Sunday, August 25, 2013

Outdoors Improv -- making an effective spinner from a soda can pull-tab (or a similar item)

In an Intense Angler's tip of the week, we see how to do just that, turn a soda can tab into an improvised and demonstrably effective Panther Martin-type spinner blade:

I should add that if a split ring had been used, two hooks could be mounted "ice tongs" style with the points facing each other like how ice tongs grab a block of ice, pincer style. That gives a bit of weed-guard effect and the free-to-swing double hooks can be deadly effective. On contact the hooks separate and both tend to go in. If they are sharp -- I believe in using a fine stone to put a cutting edge on the back of a small hook point. If a sharpened hook point tends to stick and cut in when slid across a thumbnail, it is sharp enough . . . now you know where the scratches on my left thumbnail come from when I have been fishing. Bigger hooks can be sharpened to have three cutting edges, by using the stone to cut three facets. Of course you can use modern chemically sharpened hooks.

A subtlety of the lure above, is that the split shot provides a keeling effect that reduces line twisting.

A mod would be to use a stainless steel shaft, and to put a weight (and attractor body) on the line, putting a knee-bend to similarly reduce line twist. A swivel on the leading end of the wire shaft would be helpful. (NB: W E "Bill" Davies, of a former generation, always recommended separating the weight for casting and control from the lure, using a trace rig, with a weight and swivels -- sort of like how a fly line carries the casting weight and is usually some feet from the fly, and like a float and suspended bait, but for spinning:  

--//-----sw--WT-- sw---------sw LURE. 

It is wise to make such non-reflective as that reduces profile and bite-offs from aggressive and toothy fish we tend to see in the tropics.
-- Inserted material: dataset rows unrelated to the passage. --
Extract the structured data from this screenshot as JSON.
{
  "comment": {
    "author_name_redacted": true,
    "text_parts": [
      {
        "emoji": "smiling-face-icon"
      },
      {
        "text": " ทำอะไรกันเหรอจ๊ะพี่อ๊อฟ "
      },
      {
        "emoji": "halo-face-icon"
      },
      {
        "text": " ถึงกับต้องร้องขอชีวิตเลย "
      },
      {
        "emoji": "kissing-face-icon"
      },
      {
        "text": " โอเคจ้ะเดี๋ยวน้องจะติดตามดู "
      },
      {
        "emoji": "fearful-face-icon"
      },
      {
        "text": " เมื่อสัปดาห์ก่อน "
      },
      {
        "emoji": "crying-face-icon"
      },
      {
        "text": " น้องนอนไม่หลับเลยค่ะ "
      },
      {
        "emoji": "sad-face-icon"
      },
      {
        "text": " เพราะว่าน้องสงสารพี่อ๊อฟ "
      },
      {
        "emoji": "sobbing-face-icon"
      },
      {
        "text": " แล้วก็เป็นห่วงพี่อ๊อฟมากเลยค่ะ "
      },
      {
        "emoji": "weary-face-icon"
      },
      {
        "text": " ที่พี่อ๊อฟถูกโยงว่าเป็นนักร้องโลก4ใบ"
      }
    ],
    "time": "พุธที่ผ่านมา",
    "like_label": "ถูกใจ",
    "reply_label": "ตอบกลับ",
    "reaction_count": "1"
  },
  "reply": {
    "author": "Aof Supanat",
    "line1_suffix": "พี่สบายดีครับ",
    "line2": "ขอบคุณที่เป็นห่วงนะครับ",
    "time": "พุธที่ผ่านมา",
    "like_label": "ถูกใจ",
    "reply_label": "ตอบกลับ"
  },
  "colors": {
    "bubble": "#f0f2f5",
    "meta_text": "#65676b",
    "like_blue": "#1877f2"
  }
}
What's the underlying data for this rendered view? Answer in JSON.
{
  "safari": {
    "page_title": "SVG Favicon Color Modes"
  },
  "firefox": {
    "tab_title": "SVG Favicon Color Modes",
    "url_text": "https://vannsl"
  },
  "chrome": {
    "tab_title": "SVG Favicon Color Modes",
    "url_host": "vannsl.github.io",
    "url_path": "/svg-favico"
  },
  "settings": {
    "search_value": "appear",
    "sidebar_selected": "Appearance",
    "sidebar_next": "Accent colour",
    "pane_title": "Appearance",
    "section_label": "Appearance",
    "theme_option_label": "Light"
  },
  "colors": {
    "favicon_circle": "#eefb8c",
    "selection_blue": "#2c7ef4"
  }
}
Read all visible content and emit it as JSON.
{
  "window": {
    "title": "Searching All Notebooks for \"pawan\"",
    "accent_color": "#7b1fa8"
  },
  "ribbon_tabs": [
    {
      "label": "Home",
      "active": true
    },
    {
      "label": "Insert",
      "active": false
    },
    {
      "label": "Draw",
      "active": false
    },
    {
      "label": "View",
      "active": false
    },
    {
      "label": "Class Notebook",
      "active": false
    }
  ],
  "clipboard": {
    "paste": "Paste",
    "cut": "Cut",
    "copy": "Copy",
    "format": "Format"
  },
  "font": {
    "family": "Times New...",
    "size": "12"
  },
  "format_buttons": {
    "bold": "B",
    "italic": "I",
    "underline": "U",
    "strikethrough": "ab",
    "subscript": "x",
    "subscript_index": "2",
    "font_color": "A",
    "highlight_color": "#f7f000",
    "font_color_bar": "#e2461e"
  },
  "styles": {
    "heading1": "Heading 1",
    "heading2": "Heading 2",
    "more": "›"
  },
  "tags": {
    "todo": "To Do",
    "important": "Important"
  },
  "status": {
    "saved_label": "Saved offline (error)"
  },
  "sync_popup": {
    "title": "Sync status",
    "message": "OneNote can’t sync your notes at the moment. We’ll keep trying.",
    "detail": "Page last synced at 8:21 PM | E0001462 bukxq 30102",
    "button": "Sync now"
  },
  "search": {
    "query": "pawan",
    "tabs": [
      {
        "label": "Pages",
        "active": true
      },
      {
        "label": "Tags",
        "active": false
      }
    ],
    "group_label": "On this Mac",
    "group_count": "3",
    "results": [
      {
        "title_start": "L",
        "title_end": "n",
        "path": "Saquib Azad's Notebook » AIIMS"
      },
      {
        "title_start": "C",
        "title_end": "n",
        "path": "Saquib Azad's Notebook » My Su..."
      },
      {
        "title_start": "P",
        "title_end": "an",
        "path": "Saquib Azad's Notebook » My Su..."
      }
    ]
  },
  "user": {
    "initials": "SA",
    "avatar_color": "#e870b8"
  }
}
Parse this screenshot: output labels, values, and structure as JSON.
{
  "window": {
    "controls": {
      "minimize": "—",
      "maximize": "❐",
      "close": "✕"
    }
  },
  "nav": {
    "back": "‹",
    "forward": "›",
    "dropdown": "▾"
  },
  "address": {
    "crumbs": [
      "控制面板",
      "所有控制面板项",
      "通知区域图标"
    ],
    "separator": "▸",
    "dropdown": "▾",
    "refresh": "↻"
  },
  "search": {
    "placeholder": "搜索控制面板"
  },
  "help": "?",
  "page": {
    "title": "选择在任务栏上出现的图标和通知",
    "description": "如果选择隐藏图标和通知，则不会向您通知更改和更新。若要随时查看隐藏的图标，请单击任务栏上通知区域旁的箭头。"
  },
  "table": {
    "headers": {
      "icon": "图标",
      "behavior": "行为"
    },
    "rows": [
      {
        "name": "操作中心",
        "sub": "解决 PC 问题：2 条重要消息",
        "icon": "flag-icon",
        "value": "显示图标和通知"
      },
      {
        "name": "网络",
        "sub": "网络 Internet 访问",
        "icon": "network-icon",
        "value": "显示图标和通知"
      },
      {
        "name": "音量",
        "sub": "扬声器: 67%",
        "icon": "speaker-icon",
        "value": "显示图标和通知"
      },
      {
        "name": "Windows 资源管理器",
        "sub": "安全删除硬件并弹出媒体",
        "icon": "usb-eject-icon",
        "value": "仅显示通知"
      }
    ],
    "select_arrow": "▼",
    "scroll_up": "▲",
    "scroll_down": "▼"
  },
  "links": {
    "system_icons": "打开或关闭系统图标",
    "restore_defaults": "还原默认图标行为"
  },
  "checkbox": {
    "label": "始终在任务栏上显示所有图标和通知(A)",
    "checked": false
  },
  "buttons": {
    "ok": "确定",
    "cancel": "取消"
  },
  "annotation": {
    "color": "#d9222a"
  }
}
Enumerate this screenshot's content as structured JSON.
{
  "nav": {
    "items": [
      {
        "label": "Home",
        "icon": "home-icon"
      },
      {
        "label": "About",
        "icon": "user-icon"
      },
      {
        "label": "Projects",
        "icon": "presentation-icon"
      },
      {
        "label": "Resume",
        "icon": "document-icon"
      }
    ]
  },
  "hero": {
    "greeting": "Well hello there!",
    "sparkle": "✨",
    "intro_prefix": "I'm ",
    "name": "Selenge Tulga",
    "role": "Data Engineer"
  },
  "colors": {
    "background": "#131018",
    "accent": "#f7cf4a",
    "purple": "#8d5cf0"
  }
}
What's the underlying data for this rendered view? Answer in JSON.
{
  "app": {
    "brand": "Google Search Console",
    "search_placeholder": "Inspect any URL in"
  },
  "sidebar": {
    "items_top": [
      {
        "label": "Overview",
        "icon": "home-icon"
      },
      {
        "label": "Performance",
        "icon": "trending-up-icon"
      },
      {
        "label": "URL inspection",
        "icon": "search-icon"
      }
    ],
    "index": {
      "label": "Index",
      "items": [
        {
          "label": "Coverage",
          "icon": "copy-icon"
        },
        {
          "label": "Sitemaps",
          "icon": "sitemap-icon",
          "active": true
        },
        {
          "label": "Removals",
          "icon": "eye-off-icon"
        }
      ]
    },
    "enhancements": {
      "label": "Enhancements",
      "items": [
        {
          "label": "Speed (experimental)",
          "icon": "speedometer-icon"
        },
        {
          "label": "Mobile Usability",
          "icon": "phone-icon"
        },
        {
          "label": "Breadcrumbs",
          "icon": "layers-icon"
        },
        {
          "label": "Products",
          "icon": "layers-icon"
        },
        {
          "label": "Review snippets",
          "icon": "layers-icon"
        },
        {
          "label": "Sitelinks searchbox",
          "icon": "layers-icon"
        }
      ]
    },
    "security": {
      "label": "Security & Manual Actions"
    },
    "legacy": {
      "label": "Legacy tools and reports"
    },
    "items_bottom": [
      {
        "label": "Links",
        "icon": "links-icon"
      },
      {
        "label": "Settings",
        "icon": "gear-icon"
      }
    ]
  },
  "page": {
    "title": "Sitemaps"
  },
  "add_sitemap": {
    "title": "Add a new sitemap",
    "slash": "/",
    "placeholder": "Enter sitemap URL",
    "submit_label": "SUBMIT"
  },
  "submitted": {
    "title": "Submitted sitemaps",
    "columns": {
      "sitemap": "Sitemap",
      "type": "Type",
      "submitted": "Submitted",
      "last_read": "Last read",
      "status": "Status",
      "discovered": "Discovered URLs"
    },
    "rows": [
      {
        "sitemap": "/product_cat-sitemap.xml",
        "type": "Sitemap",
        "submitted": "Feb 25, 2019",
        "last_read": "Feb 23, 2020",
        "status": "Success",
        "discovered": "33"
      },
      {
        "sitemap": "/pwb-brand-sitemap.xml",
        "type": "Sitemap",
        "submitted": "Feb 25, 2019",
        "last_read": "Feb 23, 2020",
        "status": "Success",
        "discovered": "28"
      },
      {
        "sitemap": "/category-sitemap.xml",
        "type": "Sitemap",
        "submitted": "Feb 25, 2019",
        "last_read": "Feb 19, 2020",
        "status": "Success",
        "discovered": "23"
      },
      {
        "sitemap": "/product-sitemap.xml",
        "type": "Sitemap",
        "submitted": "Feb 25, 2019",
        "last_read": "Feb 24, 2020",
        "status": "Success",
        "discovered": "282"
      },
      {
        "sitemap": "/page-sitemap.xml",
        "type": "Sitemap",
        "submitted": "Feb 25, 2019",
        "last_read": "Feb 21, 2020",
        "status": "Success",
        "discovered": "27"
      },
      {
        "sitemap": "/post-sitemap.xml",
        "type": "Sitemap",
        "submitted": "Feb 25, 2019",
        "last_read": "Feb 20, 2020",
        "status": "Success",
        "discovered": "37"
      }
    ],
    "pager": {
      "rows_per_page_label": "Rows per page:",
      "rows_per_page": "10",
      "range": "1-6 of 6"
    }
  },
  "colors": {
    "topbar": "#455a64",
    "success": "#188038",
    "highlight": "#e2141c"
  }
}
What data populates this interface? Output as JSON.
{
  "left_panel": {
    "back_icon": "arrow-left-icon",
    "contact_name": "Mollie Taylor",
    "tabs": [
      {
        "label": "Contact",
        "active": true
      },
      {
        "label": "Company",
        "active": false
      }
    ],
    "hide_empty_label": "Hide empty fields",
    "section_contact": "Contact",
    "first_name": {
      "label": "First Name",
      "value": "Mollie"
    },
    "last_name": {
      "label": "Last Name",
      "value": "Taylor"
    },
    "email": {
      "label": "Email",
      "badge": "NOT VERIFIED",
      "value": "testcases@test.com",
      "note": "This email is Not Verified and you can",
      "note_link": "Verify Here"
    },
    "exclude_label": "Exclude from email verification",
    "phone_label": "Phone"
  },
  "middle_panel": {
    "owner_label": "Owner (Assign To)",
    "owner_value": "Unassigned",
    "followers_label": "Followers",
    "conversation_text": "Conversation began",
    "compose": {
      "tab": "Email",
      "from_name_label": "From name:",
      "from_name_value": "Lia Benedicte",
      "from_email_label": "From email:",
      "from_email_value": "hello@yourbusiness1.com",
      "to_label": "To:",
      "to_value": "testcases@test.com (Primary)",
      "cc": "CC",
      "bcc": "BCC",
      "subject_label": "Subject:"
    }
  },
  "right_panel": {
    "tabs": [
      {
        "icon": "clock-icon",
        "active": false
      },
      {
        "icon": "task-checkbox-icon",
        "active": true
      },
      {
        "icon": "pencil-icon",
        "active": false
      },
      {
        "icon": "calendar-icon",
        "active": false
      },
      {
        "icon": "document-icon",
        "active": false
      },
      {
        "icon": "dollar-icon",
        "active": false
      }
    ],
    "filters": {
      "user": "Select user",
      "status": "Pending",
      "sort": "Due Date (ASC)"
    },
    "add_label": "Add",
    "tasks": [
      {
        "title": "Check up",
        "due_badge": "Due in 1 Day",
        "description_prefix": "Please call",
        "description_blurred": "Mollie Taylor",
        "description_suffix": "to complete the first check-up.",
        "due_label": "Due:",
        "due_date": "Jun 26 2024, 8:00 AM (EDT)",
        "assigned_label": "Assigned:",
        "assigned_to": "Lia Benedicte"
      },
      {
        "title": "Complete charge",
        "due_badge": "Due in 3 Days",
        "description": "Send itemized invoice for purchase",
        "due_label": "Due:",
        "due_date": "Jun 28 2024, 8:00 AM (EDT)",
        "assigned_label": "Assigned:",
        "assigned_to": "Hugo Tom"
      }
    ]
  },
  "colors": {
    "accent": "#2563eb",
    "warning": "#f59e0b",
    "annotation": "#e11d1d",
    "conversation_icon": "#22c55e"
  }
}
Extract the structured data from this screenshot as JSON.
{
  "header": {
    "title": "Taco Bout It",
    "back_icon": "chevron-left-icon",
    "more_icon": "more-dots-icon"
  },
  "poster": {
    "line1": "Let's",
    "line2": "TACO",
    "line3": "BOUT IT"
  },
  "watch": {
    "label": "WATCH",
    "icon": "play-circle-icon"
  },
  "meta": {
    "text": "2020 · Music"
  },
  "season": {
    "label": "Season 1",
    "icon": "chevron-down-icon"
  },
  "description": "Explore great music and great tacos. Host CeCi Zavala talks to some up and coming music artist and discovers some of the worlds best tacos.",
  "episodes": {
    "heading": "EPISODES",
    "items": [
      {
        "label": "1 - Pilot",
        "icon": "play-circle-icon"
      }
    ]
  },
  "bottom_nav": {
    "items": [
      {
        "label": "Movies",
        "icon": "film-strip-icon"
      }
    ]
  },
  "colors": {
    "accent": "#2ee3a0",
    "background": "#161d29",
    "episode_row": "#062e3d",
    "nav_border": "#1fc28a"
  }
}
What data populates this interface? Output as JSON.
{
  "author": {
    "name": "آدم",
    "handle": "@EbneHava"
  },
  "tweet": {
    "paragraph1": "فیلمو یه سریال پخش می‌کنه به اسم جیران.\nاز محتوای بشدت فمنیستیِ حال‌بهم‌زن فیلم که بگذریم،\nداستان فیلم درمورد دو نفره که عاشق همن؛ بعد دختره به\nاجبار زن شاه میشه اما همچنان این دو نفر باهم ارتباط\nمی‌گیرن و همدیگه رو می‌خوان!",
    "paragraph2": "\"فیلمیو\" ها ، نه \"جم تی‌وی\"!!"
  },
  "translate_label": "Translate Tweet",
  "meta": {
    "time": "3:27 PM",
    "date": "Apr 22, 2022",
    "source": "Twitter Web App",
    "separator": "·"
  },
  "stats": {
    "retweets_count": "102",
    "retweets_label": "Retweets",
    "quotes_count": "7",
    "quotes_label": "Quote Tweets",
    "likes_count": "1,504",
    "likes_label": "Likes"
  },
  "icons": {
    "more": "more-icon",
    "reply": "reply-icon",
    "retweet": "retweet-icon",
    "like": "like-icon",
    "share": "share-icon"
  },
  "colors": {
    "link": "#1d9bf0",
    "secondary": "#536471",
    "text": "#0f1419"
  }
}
As in Mr Barracuda, this means you.  It will also be possible to put a plastic or hair tab on the hook, or to mount a small grub or even a bit of bait. This last would be for survival situations.)

A similar lure is the old folded crown bottle cap fish lure. (Also, proved effective.)

For a more conventional lure, an old stainless steel teaspoon can be made into a fishing spoon:

Of course, some will use a grinder (protective eye-wear vital) to cut down the sides to get a narrower profile, and others will saw off and smooth down -- a lot of work -- to get much the same effect. I have found that the spoon handle also makes an effective lure, just give it a rather gentle S-bend. (A knife handle makes a good jigging spoon or heavy-weight casting spoon.)

If we are going that way, we might as well instead use copper, brass or stainless steel sheet [in a pinch, cut copper pipe open to make sheet), and a ball-peen hammer, with maybe a hard-wood base gouged out to give the desired profile. For reasonable fish, 1/2 - 1 inch is good enough for pan sized fish and 1 - 2 inches would cover quite considerably sized fish. A 3 inch spoon, especially with grub and decorated hook, is a big lure.

As just hinted at, I tend to decorate spoon and spinner hooks with v. small -- perhaps 1 inch -- plastic grubs. (I recall the day early in the volcano crisis here that I was playing around with a 000 sized Drone spoon so decorated on a very light spinning rod, when BOOM, a Jack Crevalle the size of a soda bottle flat -- probably 15 lb -- blew up on the spoon, and then took it all away, as I had been fishing without a serious leader.)

Lessons learned!

A few "frugal angler" ideas to stir the imagination -- and great father-son or father-daughter family fun fishing projects. END